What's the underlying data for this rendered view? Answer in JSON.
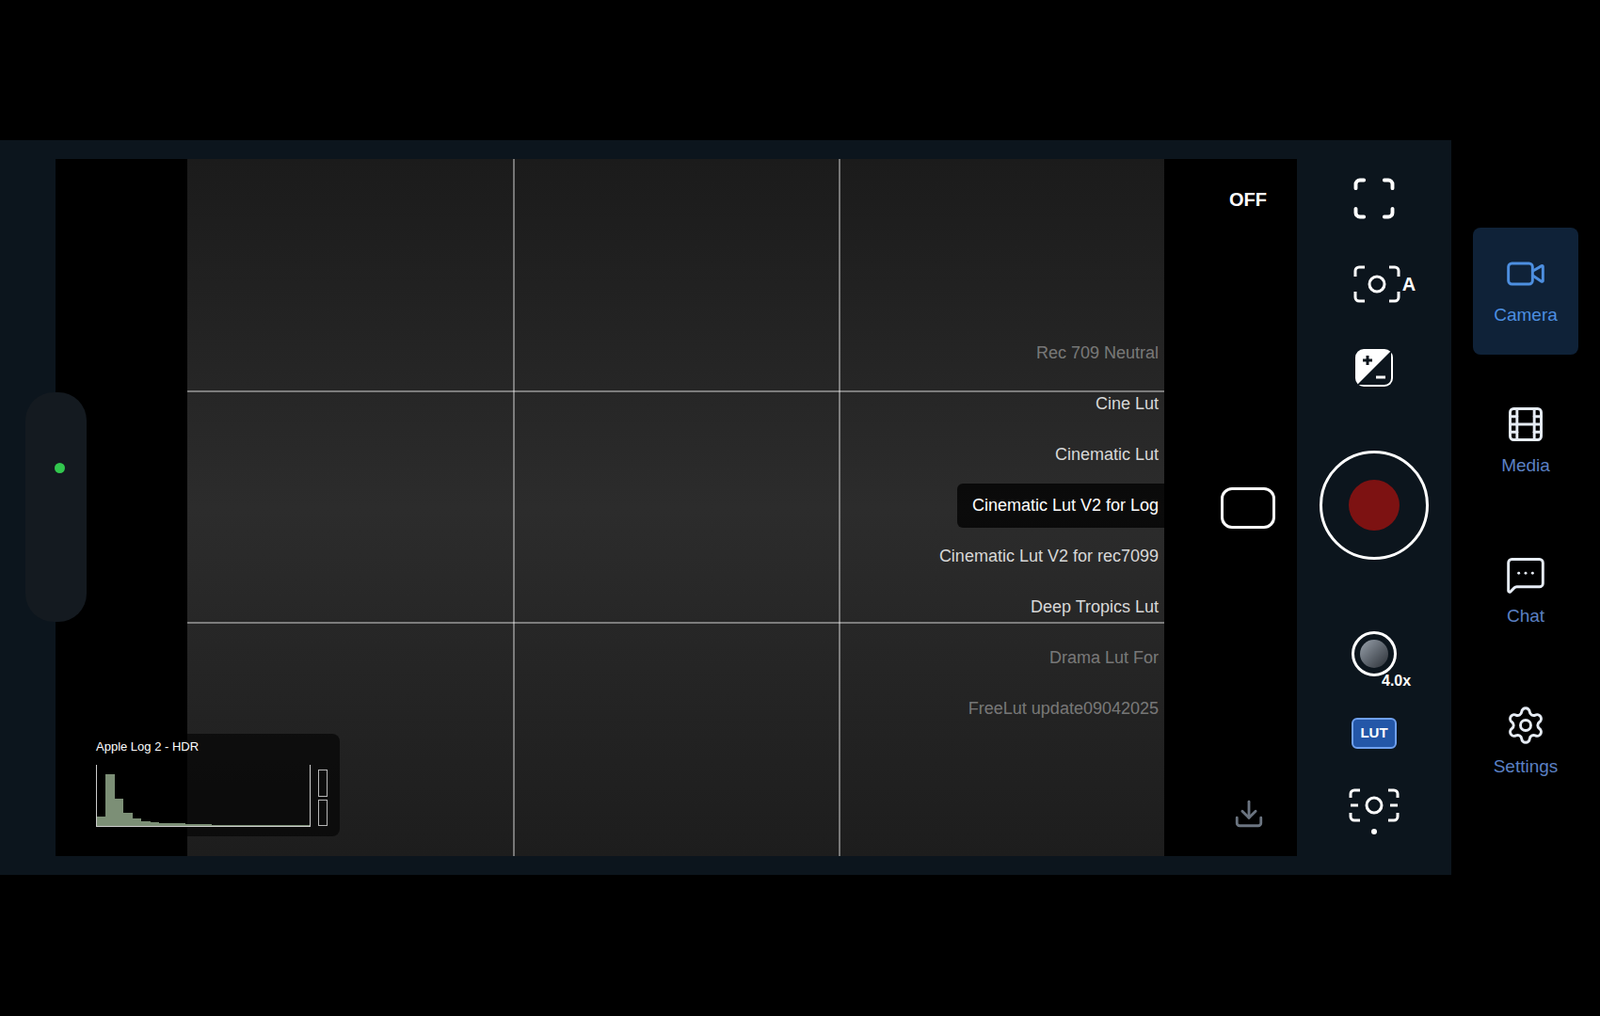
{
  "viewfinder": {
    "grid": true
  },
  "lut_menu": {
    "off_label": "OFF",
    "items": [
      {
        "label": "Rec 709 Neutral",
        "selected": false,
        "dimmed": true
      },
      {
        "label": "Cine Lut",
        "selected": false,
        "dimmed": false
      },
      {
        "label": "Cinematic Lut",
        "selected": false,
        "dimmed": false
      },
      {
        "label": "Cinematic Lut V2 for Log",
        "selected": true,
        "dimmed": false
      },
      {
        "label": "Cinematic Lut V2 for rec7099",
        "selected": false,
        "dimmed": false
      },
      {
        "label": "Deep Tropics Lut",
        "selected": false,
        "dimmed": false
      },
      {
        "label": "Drama Lut For",
        "selected": false,
        "dimmed": true
      },
      {
        "label": "FreeLut update09042025",
        "selected": false,
        "dimmed": true
      }
    ]
  },
  "histogram": {
    "label": "Apple Log 2 - HDR",
    "values": [
      0.15,
      0.85,
      0.45,
      0.22,
      0.12,
      0.08,
      0.06,
      0.05,
      0.04,
      0.04,
      0.03,
      0.03,
      0.03,
      0.02,
      0.02,
      0.02,
      0.02,
      0.02,
      0.01,
      0.01,
      0.01,
      0.01,
      0.01,
      0.01
    ]
  },
  "controls": {
    "exposure_mode": "A",
    "zoom": "4.0x",
    "lut_badge": "LUT",
    "lut_active": true
  },
  "nav": {
    "items": [
      {
        "label": "Camera",
        "selected": true
      },
      {
        "label": "Media",
        "selected": false
      },
      {
        "label": "Chat",
        "selected": false
      },
      {
        "label": "Settings",
        "selected": false
      }
    ]
  }
}
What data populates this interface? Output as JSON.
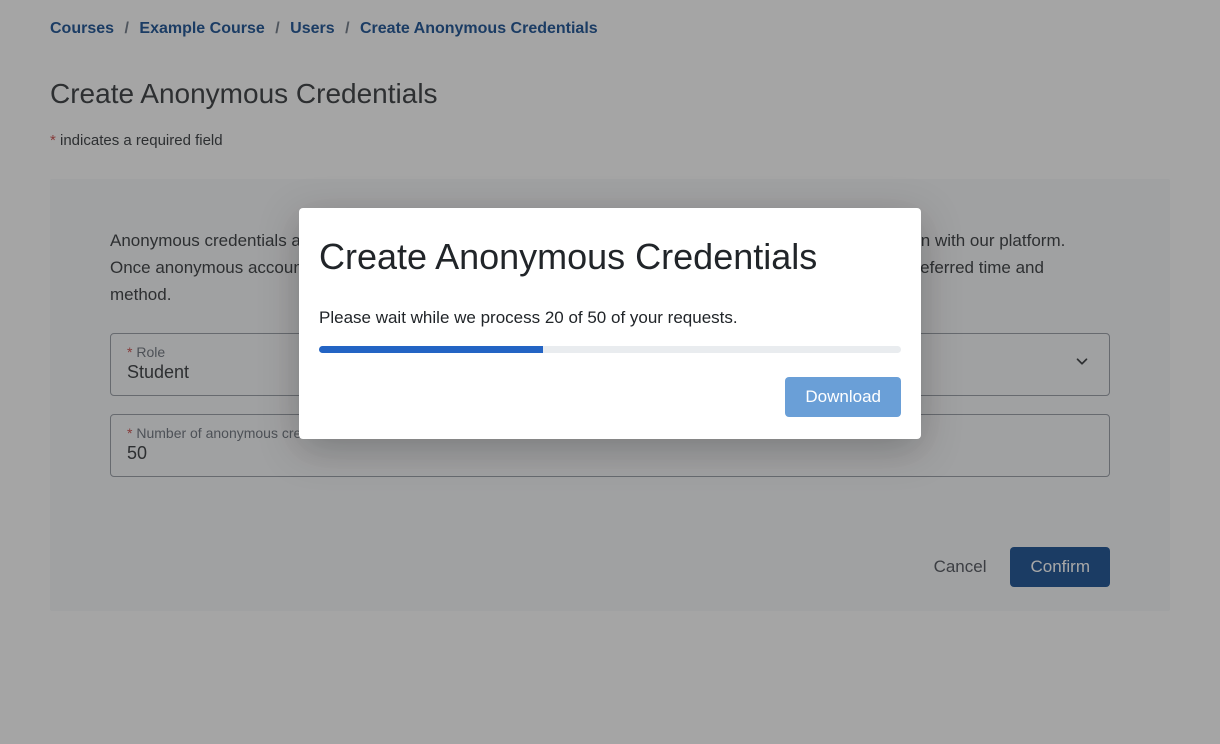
{
  "breadcrumb": {
    "items": [
      {
        "label": "Courses"
      },
      {
        "label": "Example Course"
      },
      {
        "label": "Users"
      },
      {
        "label": "Create Anonymous Credentials"
      }
    ],
    "separator": "/"
  },
  "page": {
    "title": "Create Anonymous Credentials",
    "required_note_prefix": "*",
    "required_note_text": " indicates a required field"
  },
  "panel": {
    "description": "Anonymous credentials allow you to add users to the course without sharing any of their personal information with our platform. Once anonymous accounts are created, you can distribute the credentials to your students or TAs at your preferred time and method.",
    "role_field": {
      "asterisk": "*",
      "label": " Role",
      "value": "Student"
    },
    "count_field": {
      "asterisk": "*",
      "label": " Number of anonymous credentials",
      "value": "50"
    }
  },
  "buttons": {
    "cancel": "Cancel",
    "confirm": "Confirm"
  },
  "modal": {
    "title": "Create Anonymous Credentials",
    "message": "Please wait while we process 20 of 50 of your requests.",
    "progress_percent": 38.5,
    "download": "Download"
  }
}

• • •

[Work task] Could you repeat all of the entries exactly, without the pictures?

[Solution for this task]
What's the underlying data for this rendered view? Answer in JSON.
{
  "viewfinder": {
    "grid": true
  },
  "lut_menu": {
    "off_label": "OFF",
    "items": [
      {
        "label": "Rec 709 Neutral",
        "selected": false,
        "dimmed": true
      },
      {
        "label": "Cine Lut",
        "selected": false,
        "dimmed": false
      },
      {
        "label": "Cinematic Lut",
        "selected": false,
        "dimmed": false
      },
      {
        "label": "Cinematic Lut V2 for Log",
        "selected": true,
        "dimmed": false
      },
      {
        "label": "Cinematic Lut V2 for rec7099",
        "selected": false,
        "dimmed": false
      },
      {
        "label": "Deep Tropics Lut",
        "selected": false,
        "dimmed": false
      },
      {
        "label": "Drama Lut For",
        "selected": false,
        "dimmed": true
      },
      {
        "label": "FreeLut update09042025",
        "selected": false,
        "dimmed": true
      }
    ]
  },
  "histogram": {
    "label": "Apple Log 2 - HDR",
    "values": [
      0.15,
      0.85,
      0.45,
      0.22,
      0.12,
      0.08,
      0.06,
      0.05,
      0.04,
      0.04,
      0.03,
      0.03,
      0.03,
      0.02,
      0.02,
      0.02,
      0.02,
      0.02,
      0.01,
      0.01,
      0.01,
      0.01,
      0.01,
      0.01
    ]
  },
  "controls": {
    "exposure_mode": "A",
    "zoom": "4.0x",
    "lut_badge": "LUT",
    "lut_active": true
  },
  "nav": {
    "items": [
      {
        "label": "Camera",
        "selected": true
      },
      {
        "label": "Media",
        "selected": false
      },
      {
        "label": "Chat",
        "selected": false
      },
      {
        "label": "Settings",
        "selected": false
      }
    ]
  }
}
What data populates this interface? Output as JSON.
{
  "breadcrumb": {
    "items": [
      {
        "label": "Courses"
      },
      {
        "label": "Example Course"
      },
      {
        "label": "Users"
      },
      {
        "label": "Create Anonymous Credentials"
      }
    ],
    "separator": "/"
  },
  "page": {
    "title": "Create Anonymous Credentials",
    "required_note_prefix": "*",
    "required_note_text": " indicates a required field"
  },
  "panel": {
    "description": "Anonymous credentials allow you to add users to the course without sharing any of their personal information with our platform. Once anonymous accounts are created, you can distribute the credentials to your students or TAs at your preferred time and method.",
    "role_field": {
      "asterisk": "*",
      "label": " Role",
      "value": "Student"
    },
    "count_field": {
      "asterisk": "*",
      "label": " Number of anonymous credentials",
      "value": "50"
    }
  },
  "buttons": {
    "cancel": "Cancel",
    "confirm": "Confirm"
  },
  "modal": {
    "title": "Create Anonymous Credentials",
    "message": "Please wait while we process 20 of 50 of your requests.",
    "progress_percent": 38.5,
    "download": "Download"
  }
}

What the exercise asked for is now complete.